I’d be lying if I said it wasn’t for sport! It’s a dream come true to be able to play at such a high level while studying at the same time and being surrounded by likeminded people.

In our family, sport was always part of life. At club level, I play football for Naomh Ciarán club and camogie with St Rynagh’s – they’re actually major rivals, but my local club didn’t have a girls’ camogie team, so I had to make the leap!

In college sport, making good memories and getting to know people is the real goal. Sometimes you even end up playing on the same college team as a rival of your club team. You might think you know someone from playing against them, but when you’re on the same team you get to become friends.

I think winning the O’Connor Cup with DCU Dóchas Éireann was probably one of my proudest moments in football. In camogie, our team won the Ashbourne Cup last year, which is the main college camogie competition. DCU had never won that cup before, so it was great to be part of that team making history.

Biggest challenges balancing high performance sport and university?

I think they really complement each other, but you need a good routine. Knowing that you have a match or training sets time limits for your college work – so if there’s a day where I don’t have training, I’m more likely to procrastinate! I also use training and going to the gym as a break from studying, so I have a nice balance. It’s helping me to build my time management skills and stay organised.

The MSc in Biomedical Engineering appealed to me because it’s an ever-changing field. I’m on placement now in a pharmaceutical company, and I could see myself going into this industry. I might like to work in Rehabilitation Engineering either, with prosthetics and helping people after injury – and that definitely ties in with sports.

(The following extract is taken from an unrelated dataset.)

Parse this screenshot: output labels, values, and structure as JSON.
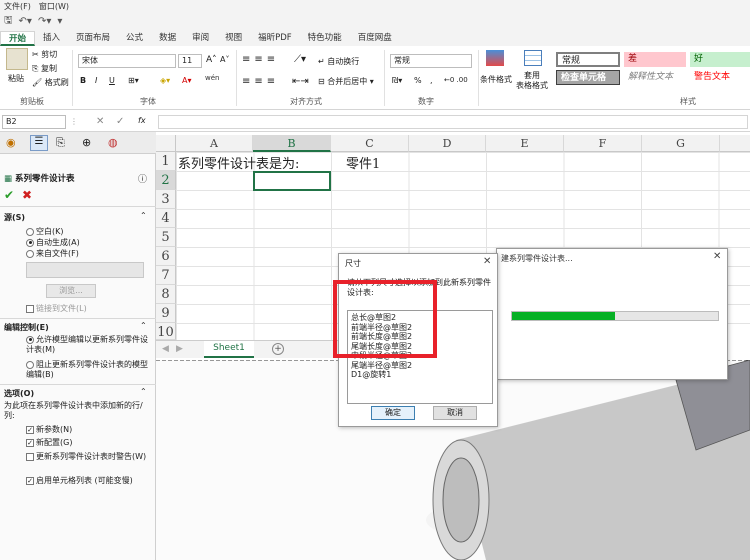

How has DCU Sport helped you achieve your goals?

Thanks to my sports scholarship, I live with other athletes, and we have the same lifestyle. We don’t go out regularly, because we all have training and we all understand that. I’m lucky to be living with likeminded people. Having access to the gym and the pool through DCU Sport is brilliant too, it’s great to have those facilities as an athlete.

In DCU, if there’s anything I need help with, all I have to do is ask. DCU Careers Service has been a big help lately, and I feel lucky to have so many other studentsupports available if I need them.

“It’s a dream come true to be able to play at such a high level while studying at the same time and being surrounded by likeminded people.”